Programming: Data types

Arduino IDE, data types, programming

When learning a new programming language, like the arduino, you can always see that there are different type of data to declare the variables and constants that can be handled during the program. These types of data vary in length and type depending on the language or platform (architecture) for which you are programming, although in many cases they are similar.

In this tutorial You will be able to learn what this type of data is, how many there are, why they differ, etc. This way, when you write source code, you will have a better understanding of what you are doing.

What are data types?

In computing, type of data They are attributes that indicate about the data class (unsigned integer, signed number, floating point, alphanumeric strings, matrices, ...) that is being handled. This also implies certain limitations or restrictions with the data, since they must respect a series of forms and format. They cannot take any value, nor can they trade them in any way.

If we get in the Arduino caseThis development board is nothing more than a small embedded computer, with an MCU or microcontroller composed of a memory, a CPU for processing, and an I / O system. In the CPU there is a series of calculation units, such as the ALU or arithmetic-logical unit, which does not care what type of data it is, for it it is simply a matter of doing operations with zeros and ones, but on the side The software does matter, since for the user or the programmer it is necessary to know what it is about (even for the proper functioning of the program, to avoid overflows, vulnerabilities, etc.).

Data types in Arduino IDE

Arduino UNO millis functions

If you already downloaded our free Arduino programming course, or if you already have programming knowledge on this platform or on any other, you will already know that there are several types of data. Specifically, the programming language used by Arduino is based on C ++, so in that sense it is very similar. For example, the most common are:

  • boolean (8 bit): a Boolean data, that is, logical, and that can only take a true or false value.
  • byte (8 bit): can be from 00000000 to 11111111, that is, from 0 to 255 in decimal.
  • tank (8-bit): This byte can contain various types of characters, such as signed numbers between -128 and +127, as well as letters.
  • unsigned char (8-bit): the same as byte.
  • word (16-bit): it is a word composed of 2 bytes, and can be an unsigned number between 0 and 65535.
  • unsignedint (16-bit): an unsigned integer, similar to word.
  • int (16-bit) - A signed integer from -32768 to +32767.
  • unsigned long (32-bit): uses four bytes for greater length, being able to include numbers between 0 and 4294967295.
  • long (32-bit): similar to the previous one, but can include a sign, so it would be between -2147483648 and +2147483647.
  • float (32-bit): is a floating point number, that is, a number with decimals between 3.4028235E38 and 3.4028235E38. Certainly the Atmel Atmega328P microcontroller that Arduino is based on does not have support for floating point numbers and has an 8-bit limit in its architecture. However, they can be used because the compiler is capable of generating code sequences capable of doing the same function only using the simple computational units of the MCU.

There may also be other types of data more complex, such as arrays, pointers, text strings, etc.

Be the first to comment

Leave a Comment

Your email address will not be published.
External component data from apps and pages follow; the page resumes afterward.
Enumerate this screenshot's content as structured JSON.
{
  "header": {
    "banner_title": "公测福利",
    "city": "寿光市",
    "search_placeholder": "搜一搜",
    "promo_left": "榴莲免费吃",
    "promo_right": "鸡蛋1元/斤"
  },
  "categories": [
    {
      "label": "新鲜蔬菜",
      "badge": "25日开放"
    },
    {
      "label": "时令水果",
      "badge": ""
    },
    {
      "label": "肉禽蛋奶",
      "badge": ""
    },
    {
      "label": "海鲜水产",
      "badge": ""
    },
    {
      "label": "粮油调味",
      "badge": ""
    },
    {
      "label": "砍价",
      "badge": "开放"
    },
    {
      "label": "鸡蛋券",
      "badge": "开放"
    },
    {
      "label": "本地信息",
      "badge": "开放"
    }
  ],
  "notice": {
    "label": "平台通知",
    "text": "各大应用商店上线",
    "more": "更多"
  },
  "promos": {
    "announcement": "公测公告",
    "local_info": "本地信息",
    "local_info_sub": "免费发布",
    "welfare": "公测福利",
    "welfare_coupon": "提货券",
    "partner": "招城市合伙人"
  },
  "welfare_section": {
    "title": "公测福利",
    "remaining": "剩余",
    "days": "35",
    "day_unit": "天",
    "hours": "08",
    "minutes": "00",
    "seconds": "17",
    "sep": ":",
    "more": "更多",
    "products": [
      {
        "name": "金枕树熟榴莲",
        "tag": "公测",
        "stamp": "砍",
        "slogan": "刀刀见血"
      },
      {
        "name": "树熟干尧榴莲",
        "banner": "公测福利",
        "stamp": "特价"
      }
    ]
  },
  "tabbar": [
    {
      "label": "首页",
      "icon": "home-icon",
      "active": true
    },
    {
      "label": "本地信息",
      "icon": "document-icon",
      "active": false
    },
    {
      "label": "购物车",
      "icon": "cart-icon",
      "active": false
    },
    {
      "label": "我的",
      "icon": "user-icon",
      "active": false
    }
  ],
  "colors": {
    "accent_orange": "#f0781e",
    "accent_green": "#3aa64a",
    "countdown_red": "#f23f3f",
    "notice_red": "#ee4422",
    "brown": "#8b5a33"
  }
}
Required fields are marked with *



  1. Responsible for the data: Miguel Ángel Gatón
  2. Purpose of the data: Control SPAM, comment management.
  3. Legitimation: Your consent
  4. Communication of the data: The data will not be communicated to third parties except by legal obligation.
  5. Data storage: Database hosted by Occentus Networks (EU)
  6. Rights: At any time you can limit, recover and delete your information.